Electronic discovery is a pre-trial phase in which each party can request the production of electronic evidence from the other party. During electronic discovery, most commonly referred to as e-discovery, electronic evidence is turned over for review. Electronic evidence is a broad term, but includes things such as:

  • Documents
  • E-mails
  • Data bases
  • Web sites
  • Digital photos

E-discovery can be a lengthy and costly process, as it’s not uncommon for thousands upon thousands of documents can be stored on a single computer.

Who Does Electronic Discovery?

Electronic discovery is typically done by an attorney. However, e-discovery is extremely technical and complex, due to things like file encryption and password protection, and may require specific expertise. Additionally, e-discovery is difficult due to the sheer volume of computer generated information. As a result, more and more lawyers are turning to specialists to conduct e-discovery. Many companies now specialize in sifting through mountains of data in order to find evidence that will be valuable at trial.

What Rules Govern Electronic Discovery?

Rules pertaining to electronic discovery vary by state and where the case is being heard. In state court, a state’s civil code or evidentiary code will apply. In federal court, e-discovery is governed regulated by the Federal Rules of Civil Procedure (FRCP).

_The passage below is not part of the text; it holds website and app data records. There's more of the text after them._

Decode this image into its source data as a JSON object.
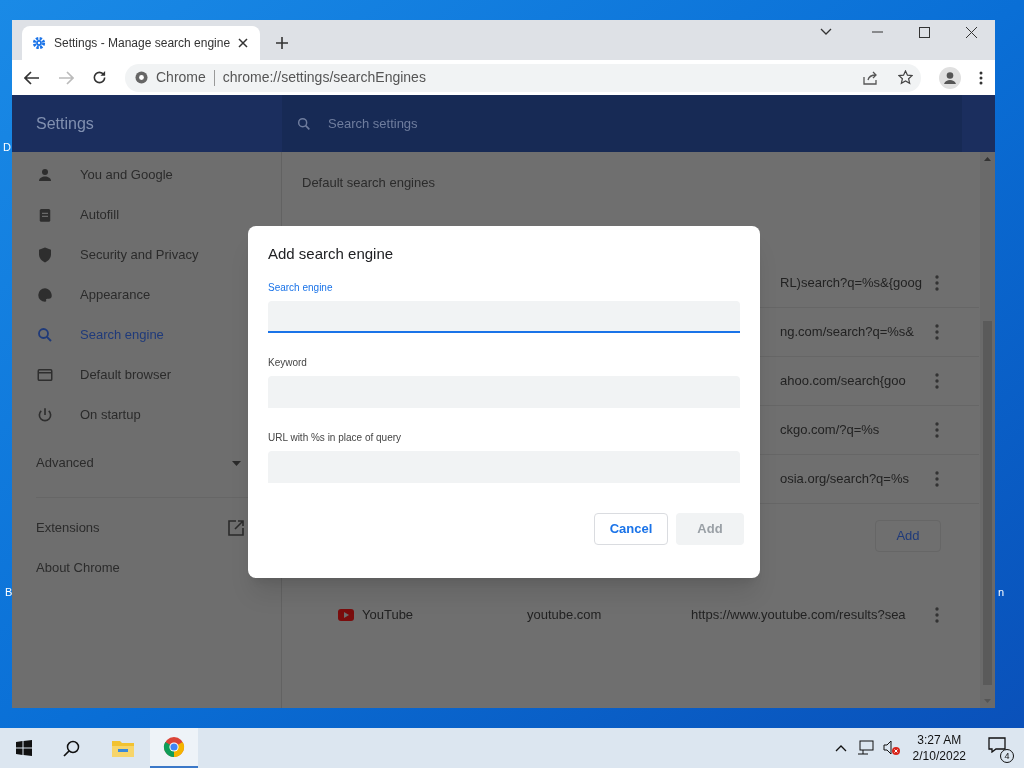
{
  "desktop_fragments": [
    "D",
    "B",
    "n"
  ],
  "browser": {
    "tab_title": "Settings - Manage search engine",
    "address_chip": "Chrome",
    "url": "chrome://settings/searchEngines"
  },
  "settings": {
    "title": "Settings",
    "search_placeholder": "Search settings",
    "nav": [
      {
        "label": "You and Google",
        "kind": "person",
        "selected": false
      },
      {
        "label": "Autofill",
        "kind": "clipboard",
        "selected": false
      },
      {
        "label": "Security and Privacy",
        "kind": "shield",
        "selected": false
      },
      {
        "label": "Appearance",
        "kind": "palette",
        "selected": false
      },
      {
        "label": "Search engine",
        "kind": "search",
        "selected": true
      },
      {
        "label": "Default browser",
        "kind": "browser",
        "selected": false
      },
      {
        "label": "On startup",
        "kind": "power",
        "selected": false
      }
    ],
    "advanced": "Advanced",
    "extensions": "Extensions",
    "about": "About Chrome"
  },
  "content": {
    "section_title": "Default search engines",
    "engine_url_fragments": [
      "RL)search?q=%s&{goog",
      "ng.com/search?q=%s&",
      "ahoo.com/search{goo",
      "ckgo.com/?q=%s",
      "osia.org/search?q=%s"
    ],
    "add_button": "Add",
    "other_engines": [
      {
        "name": "YouTube",
        "keyword": "youtube.com",
        "url": "https://www.youtube.com/results?sea"
      }
    ]
  },
  "dialog": {
    "title": "Add search engine",
    "fields": [
      {
        "label": "Search engine",
        "focused": true
      },
      {
        "label": "Keyword",
        "focused": false
      },
      {
        "label": "URL with %s in place of query",
        "focused": false
      }
    ],
    "cancel": "Cancel",
    "add": "Add"
  },
  "taskbar": {
    "time": "3:27 AM",
    "date": "2/10/2022",
    "notifications": "4"
  }
}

In 2006, the Supreme Court approved amendments to the FRCP concerning electronically stored information. As technology changes and more and more information becomes stored exclusively in an electronic format, the laws concerning e-discovery have been evolving to ensure that electronic evidence remains both accessible and available, as well as properly protected.

Do I Need a Lawyer?

If you or your business is facing the prospect of conducting e-discovery, or having to turn over electronic information for discovery, you are already engaged in legal battle and should already be represented by a business attorney. If e-discovery becomes an issue in your case, you and your current attorney need to contact a lawyer who is experienced in ediscovery. Many companies now specialize in electronic discovery and can be a valuable asset during your pre-trial discovery phase.